Information supplied section start

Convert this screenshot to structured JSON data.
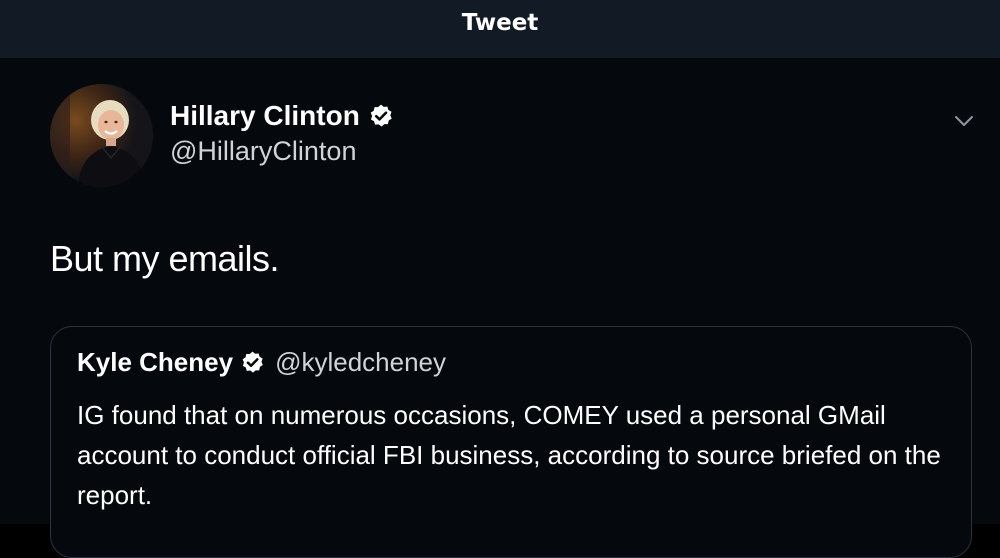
{
  "header": {
    "title": "Tweet"
  },
  "tweet": {
    "author": {
      "name": "Hillary Clinton",
      "handle": "@HillaryClinton",
      "verified": true,
      "avatar": "portrait-photo"
    },
    "text": "But my emails.",
    "menu_icon": "chevron-down-icon",
    "quote": {
      "author": {
        "name": "Kyle Cheney",
        "handle": "@kyledcheney",
        "verified": true
      },
      "text": "IG found that on numerous occasions, COMEY used a personal GMail account to conduct official FBI business, according to source briefed on the report."
    }
  },
  "colors": {
    "background": "#05080d",
    "header_background": "#121a26",
    "text": "#ffffff",
    "secondary_text": "#d0d4da",
    "border": "#2b3340"
  }
}
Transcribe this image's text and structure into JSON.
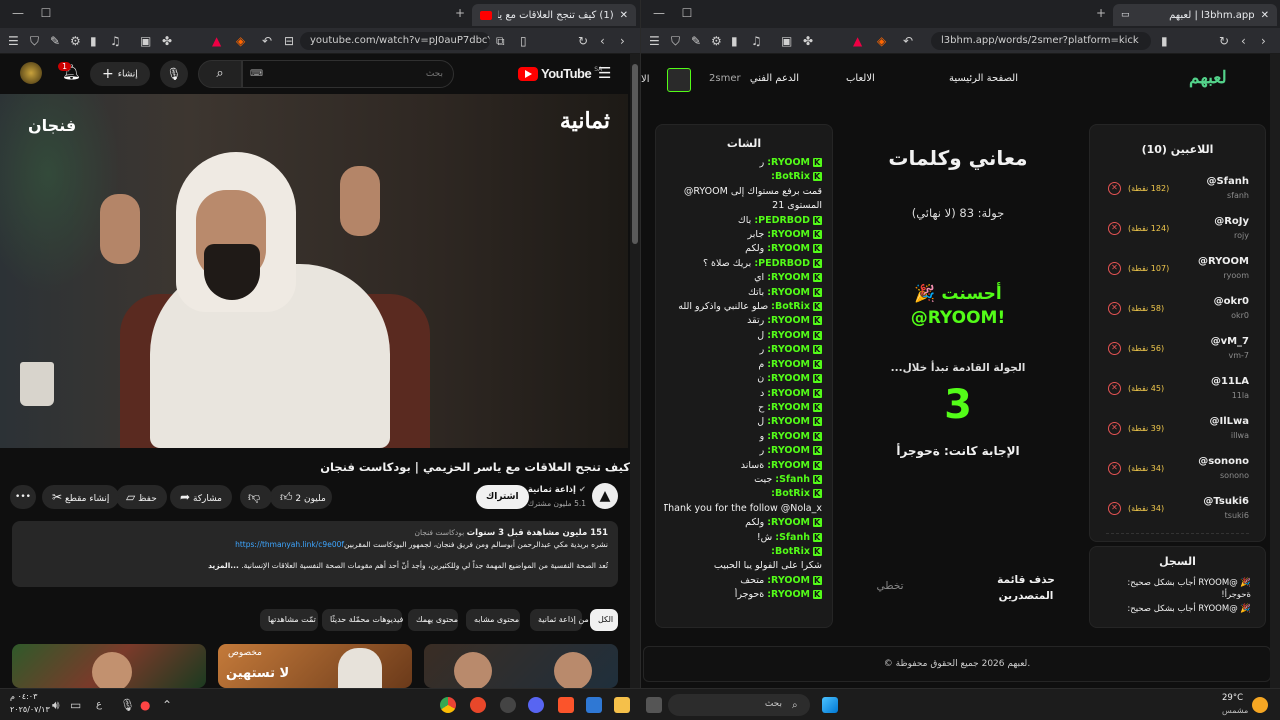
{
  "left": {
    "tab_title": "(1) كيف تنجح العلاقات مع ياسر ...",
    "url": "youtube.com/watch?v=pJ0auP7dbcY&t=8...",
    "yt": {
      "logo": "YouTube",
      "logo_sup": "SA",
      "search_placeholder": "بحث",
      "create_label": "إنشاء",
      "notif_count": "1"
    },
    "video_overlay_right": "ثمانية",
    "video_overlay_left": "فنجان",
    "title": "كيف تنجح العلاقات مع ياسر الحزيمي | بودكاست فنجان",
    "channel": "إذاعة ثمانية",
    "subs": "5.1 مليون مشترك",
    "subscribe": "اشتراك",
    "likes": "2 مليون",
    "share": "مشاركة",
    "save": "حفظ",
    "clip": "إنشاء مقطع",
    "more": "•••",
    "desc_line1": "151 مليون مشاهدة قبل 3 سنوات",
    "desc_tag": "بودكاست فنجان",
    "desc_line2": "نشره بريدية مكي عبدالرحمن أبوسالم ومن فريق فنجان، لجمهور البودكاست المقربين",
    "desc_link": "https://thmanyah.link/c9e00f",
    "desc_line3": "تُعد الصحة النفسية من المواضيع المهمة جداً لي وللكثيرين، وأجد أنّ أحد أهم مقومات الصحة النفسية العلاقات الإنسانية.",
    "desc_more": "...المزيد",
    "chips": [
      "الكل",
      "من إذاعة ثمانية",
      "محتوى مشابه",
      "محتوى يهمك",
      "فيديوهات محمّلة حديثًا",
      "تمّت مشاهدتها"
    ],
    "thumb_text": "لا تستهين",
    "thumb_tag": "مخصوص"
  },
  "right": {
    "tab_title": "l3bhm.app | لعبهم",
    "url": "l3bhm.app/words/2smer?platform=kick",
    "logo": "لعبهم",
    "nav": [
      "الصفحة الرئيسية",
      "الالعاب",
      "الدعم الفني",
      "الا"
    ],
    "user": "2smer",
    "players_title": "اللاعبين (10)",
    "players": [
      {
        "name": "Sfanh@",
        "handle": "sfanh",
        "score": "(182 نقطة)"
      },
      {
        "name": "RoJy@",
        "handle": "rojy",
        "score": "(124 نقطة)"
      },
      {
        "name": "RYOOM@",
        "handle": "ryoom",
        "score": "(107 نقطة)"
      },
      {
        "name": "okr0@",
        "handle": "okr0",
        "score": "(58 نقطة)"
      },
      {
        "name": "vM_7@",
        "handle": "vm-7",
        "score": "(56 نقطة)"
      },
      {
        "name": "11LA@",
        "handle": "11la",
        "score": "(45 نقطة)"
      },
      {
        "name": "IlLwa@",
        "handle": "illwa",
        "score": "(39 نقطة)"
      },
      {
        "name": "sonono@",
        "handle": "sonono",
        "score": "(34 نقطة)"
      },
      {
        "name": "Tsuki6@",
        "handle": "tsuki6",
        "score": "(34 نقطة)"
      }
    ],
    "log_title": "السجل",
    "log": [
      "🎉 @RYOOM أجاب بشكل صحيح: ةحوجرأ!",
      "🎉 @RYOOM أجاب بشكل صحيح:"
    ],
    "game_title": "معاني وكلمات",
    "round": "جولة: 83 (لا نهائي)",
    "bravo": "أحسنت 🎉",
    "bravo_user": "!RYOOM@",
    "next_round": "الجولة القادمة تبدأ خلال...",
    "countdown": "3",
    "answer": "الإجابة كانت: ةحوجرأ",
    "delete_leaderboard": "حذف قائمة المتصدرين",
    "skip": "تخطي",
    "chat_title": "الشات",
    "chat": [
      {
        "u": "RYOOM",
        "m": "ر"
      },
      {
        "u": "BotRix",
        "m": ""
      },
      {
        "u": "",
        "m": "قمت برفع مستواك إلى RYOOM@"
      },
      {
        "u": "",
        "m": "المستوى 21"
      },
      {
        "u": "PEDRBOD",
        "m": "باك"
      },
      {
        "u": "RYOOM",
        "m": "جابر"
      },
      {
        "u": "RYOOM",
        "m": "ولكم"
      },
      {
        "u": "PEDRBOD",
        "m": "بريك صلاة ؟"
      },
      {
        "u": "RYOOM",
        "m": "اي"
      },
      {
        "u": "RYOOM",
        "m": "باتك"
      },
      {
        "u": "BotRix",
        "m": "صلو عالنبي واذكرو الله"
      },
      {
        "u": "RYOOM",
        "m": "رتقد"
      },
      {
        "u": "RYOOM",
        "m": "ل"
      },
      {
        "u": "RYOOM",
        "m": "ر"
      },
      {
        "u": "RYOOM",
        "m": "م"
      },
      {
        "u": "RYOOM",
        "m": "ن"
      },
      {
        "u": "RYOOM",
        "m": "د"
      },
      {
        "u": "RYOOM",
        "m": "ح"
      },
      {
        "u": "RYOOM",
        "m": "ل"
      },
      {
        "u": "RYOOM",
        "m": "و"
      },
      {
        "u": "RYOOM",
        "m": "ر"
      },
      {
        "u": "RYOOM",
        "m": "ةساند"
      },
      {
        "u": "Sfanh",
        "m": "جيت"
      },
      {
        "u": "BotRix",
        "m": ""
      },
      {
        "u": "",
        "m": "Thank you for the follow @Nola_x"
      },
      {
        "u": "RYOOM",
        "m": "ولكم"
      },
      {
        "u": "Sfanh",
        "m": "ش!"
      },
      {
        "u": "BotRix",
        "m": ""
      },
      {
        "u": "",
        "m": "شكرا على الفولو يبا الحبيب"
      },
      {
        "u": "RYOOM",
        "m": "متحف"
      },
      {
        "u": "RYOOM",
        "m": "ةحوجرأ"
      }
    ],
    "footer": "© لعبهم 2026 جميع الحقوق محفوظة."
  },
  "taskbar": {
    "time": "٠٤:٠٣ م",
    "date": "٢٠٢٥/٠٧/١٣",
    "lang": "ع",
    "search": "بحث",
    "temp": "29°C",
    "weather": "مشمس"
  }
}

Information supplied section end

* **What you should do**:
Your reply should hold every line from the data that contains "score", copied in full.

* **Completed task**:
        "score": "(182 نقطة)"
        "score": "(124 نقطة)"
        "score": "(107 نقطة)"
        "score": "(58 نقطة)"
        "score": "(56 نقطة)"
        "score": "(45 نقطة)"
        "score": "(39 نقطة)"
        "score": "(34 نقطة)"
        "score": "(34 نقطة)"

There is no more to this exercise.